Outgoing UC President Has Solid Reform Record
LOS ANGELES — DAVID P. GARDNER, president of the University of California, announced his resignation Nov. 14. He has led one of the largest and most renowned higher education institutions in the world.Citing the death of his wife in February as making it impossible for him to continue, Mr. Gardner said he would stay at his post through difficult negotiations for the 1992-93 university budget and leave office Oct. 1, 1992. His announcement comes one month after a public declaration that due to soaring enrollments and dwindling budgets, the University of California (UC) would for the first time since 1960 not be able to meet its mandate from the state's Master Plan for Higher Education - guaranteed admission to the top eighth of the state's high school graduates.
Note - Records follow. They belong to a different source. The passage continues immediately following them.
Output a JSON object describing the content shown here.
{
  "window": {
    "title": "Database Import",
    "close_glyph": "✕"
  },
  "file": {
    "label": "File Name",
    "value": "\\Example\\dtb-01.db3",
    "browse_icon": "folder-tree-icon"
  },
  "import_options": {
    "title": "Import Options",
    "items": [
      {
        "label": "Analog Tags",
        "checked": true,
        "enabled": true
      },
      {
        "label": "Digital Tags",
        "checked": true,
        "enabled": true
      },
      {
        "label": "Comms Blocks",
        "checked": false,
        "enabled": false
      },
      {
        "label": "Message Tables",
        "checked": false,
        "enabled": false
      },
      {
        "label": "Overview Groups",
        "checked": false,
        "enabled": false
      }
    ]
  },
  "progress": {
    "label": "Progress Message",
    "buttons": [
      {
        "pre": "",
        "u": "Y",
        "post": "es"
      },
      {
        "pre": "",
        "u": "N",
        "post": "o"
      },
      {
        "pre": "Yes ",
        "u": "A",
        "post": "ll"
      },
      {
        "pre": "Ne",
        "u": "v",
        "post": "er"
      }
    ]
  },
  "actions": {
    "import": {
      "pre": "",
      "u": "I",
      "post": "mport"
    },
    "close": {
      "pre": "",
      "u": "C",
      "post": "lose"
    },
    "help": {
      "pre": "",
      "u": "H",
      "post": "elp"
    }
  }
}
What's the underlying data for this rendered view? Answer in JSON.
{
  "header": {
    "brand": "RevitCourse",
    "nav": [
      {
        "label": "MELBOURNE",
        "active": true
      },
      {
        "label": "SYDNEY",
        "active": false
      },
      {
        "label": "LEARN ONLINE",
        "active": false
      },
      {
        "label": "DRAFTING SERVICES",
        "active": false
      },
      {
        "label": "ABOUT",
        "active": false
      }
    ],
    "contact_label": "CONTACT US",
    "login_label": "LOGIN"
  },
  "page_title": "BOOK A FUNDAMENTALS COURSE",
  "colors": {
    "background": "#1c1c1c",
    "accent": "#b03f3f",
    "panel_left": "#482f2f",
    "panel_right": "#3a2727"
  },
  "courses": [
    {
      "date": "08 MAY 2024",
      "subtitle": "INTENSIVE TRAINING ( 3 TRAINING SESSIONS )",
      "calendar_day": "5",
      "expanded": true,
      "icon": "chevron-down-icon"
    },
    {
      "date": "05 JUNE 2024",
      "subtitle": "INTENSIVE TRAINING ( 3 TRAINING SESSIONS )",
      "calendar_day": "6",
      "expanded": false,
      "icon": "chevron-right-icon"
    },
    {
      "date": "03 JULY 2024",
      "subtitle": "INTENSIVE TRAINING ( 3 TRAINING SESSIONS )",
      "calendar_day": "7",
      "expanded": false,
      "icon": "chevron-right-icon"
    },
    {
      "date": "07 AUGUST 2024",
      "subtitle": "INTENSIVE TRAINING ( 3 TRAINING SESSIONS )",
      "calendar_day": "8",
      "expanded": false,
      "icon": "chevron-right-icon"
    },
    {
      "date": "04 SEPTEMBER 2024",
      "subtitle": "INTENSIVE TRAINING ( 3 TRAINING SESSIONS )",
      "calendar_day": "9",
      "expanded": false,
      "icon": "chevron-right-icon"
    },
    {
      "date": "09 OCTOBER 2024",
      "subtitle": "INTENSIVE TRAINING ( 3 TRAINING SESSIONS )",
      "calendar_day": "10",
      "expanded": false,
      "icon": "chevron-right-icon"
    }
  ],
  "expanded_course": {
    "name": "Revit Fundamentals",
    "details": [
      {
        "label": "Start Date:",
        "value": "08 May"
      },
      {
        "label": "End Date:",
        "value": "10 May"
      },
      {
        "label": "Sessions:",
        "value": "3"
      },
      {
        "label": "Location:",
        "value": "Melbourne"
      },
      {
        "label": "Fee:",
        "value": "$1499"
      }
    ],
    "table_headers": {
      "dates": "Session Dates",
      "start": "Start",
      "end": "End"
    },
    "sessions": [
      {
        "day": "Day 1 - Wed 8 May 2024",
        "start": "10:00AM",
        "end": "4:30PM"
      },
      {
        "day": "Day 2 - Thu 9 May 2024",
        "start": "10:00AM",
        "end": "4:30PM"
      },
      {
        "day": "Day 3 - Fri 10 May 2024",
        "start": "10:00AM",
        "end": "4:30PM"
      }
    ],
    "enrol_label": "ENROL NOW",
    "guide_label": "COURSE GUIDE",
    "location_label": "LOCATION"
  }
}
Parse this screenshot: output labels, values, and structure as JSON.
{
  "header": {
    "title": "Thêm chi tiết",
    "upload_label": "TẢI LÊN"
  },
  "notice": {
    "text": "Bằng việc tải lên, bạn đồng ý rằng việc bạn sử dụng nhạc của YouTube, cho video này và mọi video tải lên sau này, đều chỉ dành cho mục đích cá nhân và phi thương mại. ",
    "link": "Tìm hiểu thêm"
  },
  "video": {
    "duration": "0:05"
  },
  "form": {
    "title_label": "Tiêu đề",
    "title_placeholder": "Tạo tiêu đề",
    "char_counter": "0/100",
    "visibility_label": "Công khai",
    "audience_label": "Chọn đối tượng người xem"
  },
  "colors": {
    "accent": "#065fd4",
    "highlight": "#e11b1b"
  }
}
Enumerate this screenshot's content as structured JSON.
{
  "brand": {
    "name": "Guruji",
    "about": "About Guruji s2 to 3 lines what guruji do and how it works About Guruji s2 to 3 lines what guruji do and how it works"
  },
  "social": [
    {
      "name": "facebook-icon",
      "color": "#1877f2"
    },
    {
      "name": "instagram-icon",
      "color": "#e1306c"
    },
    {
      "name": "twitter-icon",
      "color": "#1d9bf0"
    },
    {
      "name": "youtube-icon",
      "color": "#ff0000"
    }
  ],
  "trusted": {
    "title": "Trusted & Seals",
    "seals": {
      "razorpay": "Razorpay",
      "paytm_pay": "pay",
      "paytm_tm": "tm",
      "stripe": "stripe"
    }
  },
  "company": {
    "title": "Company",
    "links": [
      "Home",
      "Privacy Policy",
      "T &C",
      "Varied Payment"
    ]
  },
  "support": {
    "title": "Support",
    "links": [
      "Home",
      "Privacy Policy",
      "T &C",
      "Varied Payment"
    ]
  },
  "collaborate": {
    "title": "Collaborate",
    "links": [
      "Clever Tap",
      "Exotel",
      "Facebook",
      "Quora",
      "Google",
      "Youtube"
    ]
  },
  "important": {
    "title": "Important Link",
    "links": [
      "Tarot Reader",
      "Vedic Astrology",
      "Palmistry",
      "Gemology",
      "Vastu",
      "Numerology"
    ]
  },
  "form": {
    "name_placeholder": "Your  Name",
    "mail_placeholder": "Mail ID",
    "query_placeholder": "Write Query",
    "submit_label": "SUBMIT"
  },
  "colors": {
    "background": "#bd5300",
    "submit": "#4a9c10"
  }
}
In his eight years as president of the nine-campus system, Gardner overcame widespread student and faculty unrest, restored fiscal health and competitive salaries, and attracted and accommodated soaring enrollments. Gardner also has served as chair of the 1983 Commission on Educational Excellence, which produced the landmark report "Nation at Risk" criticizing American education. He spoke with the Monitor by phone after his announcement. Your colleagues say UC is losing its most visionary advocate as the university faces the most problematic financial future in its history. Two weeks after I was appointed in 1983 the state budget was so bad they were issuing IOUs rather than paychecks and I told my wife, 'I think we've made a big mistake [in coming here].' Within a year, the state's fiscal situation had reversed. One lesson of my tenure is that one need not be fully confident in such dire predictions. Is the state's master plan in serious jeopardy? I've said that if we don't get the $2.4 billion increase we've asked for next year, we can't accept the top eighth academically of the state's high school graduates as that plan stipulates. This year we received a $300 million cutback. There is simply no place to put the students. You froze salaries, cut staff and classes, and imposed a 40 percent tuition increase. What else can be done? We can increase fees for non-California residents. But there needs to be a fundamental change in the way the state and federal government mandate money for social programs. If you put together the health and welfare requirements driven by federal and state law, together with the other parts of state budget that are driven by other state policies and rules, 85 percent of the state budget is locked up. Our share of the state budget that is discretionary continues to shrink. And California continues to fight the biggest state budget deficit in American history? The pie as presently sliced is just not sustainable over time. Beginning in 1988, the state had an explosion of growth at the younger age levels and a proportional shrinkage of tax-paying workers. By 2000, if the trends persist, there will be 0.87 taxpayers for every tax receiver. This along with entitlements to health, welfare, and prisons are the long-term trends that need to be addressed. Otherwise you have the state funding the social programs that result from societal dysfunctions at the expense of those that generate the wealth of the state - roads, transportation, water distribution, colleges and universities, and K-12. Does that mean there should be a long-term rethinking of the way America pays to educate itself? We have tended to become a nation divided more according to our perceived self-interests and single interests than as coherent and cohesive as we should be. This hurts the country, damages public servants' abilities to perform their roles, and dissipates resources. It also fragments political support for the main institutions by which we express our own ambitions and aspirations - by which I mean our schools. How does this manifest itself at the college level? It is increasingly difficult to find people who are interested in the institution as a whole. People see the schools as a means of giving expressions to their own particular interests irrespective of the impact that might have on the rest of what the school does. So these schools get thrown in several directions at once, making it very hard for those trying to take an overview of their work to get support for it in general. Have students of college age benefited from the reforms you said were necessary in "Nation at Risk?" Several governors took our recommendations seriously and made headway in their states - Tennessee, Arkansas, New Jersey. President Reagan made headway in his first term but almost none in his second. But in general, the nation is very much as at risk today as in 1983 for the same basic reasons - overall performance of students in schools, lowered commitments and expectations, and further fragmenting of the school's place of school in society by asking it to take on burdens that should be handled by churches and parents. Any encouraging signs? More and more numbers of young are going into the teaching profession. Education issues have moved up the domestic agenda. The business community is at last seriously interested although they are straitjacketed at the moment. What has been your biggest achievement at UC? Accommodating the dramatic increase of blacks, Hispanics, and Asians while achieving the highest academic standards in our history. Biggest disappointment? We have yet to diversify our professional and graduate school faculties in the same way. I have seen the need for it for years but have not been successful in getting others to deal with it.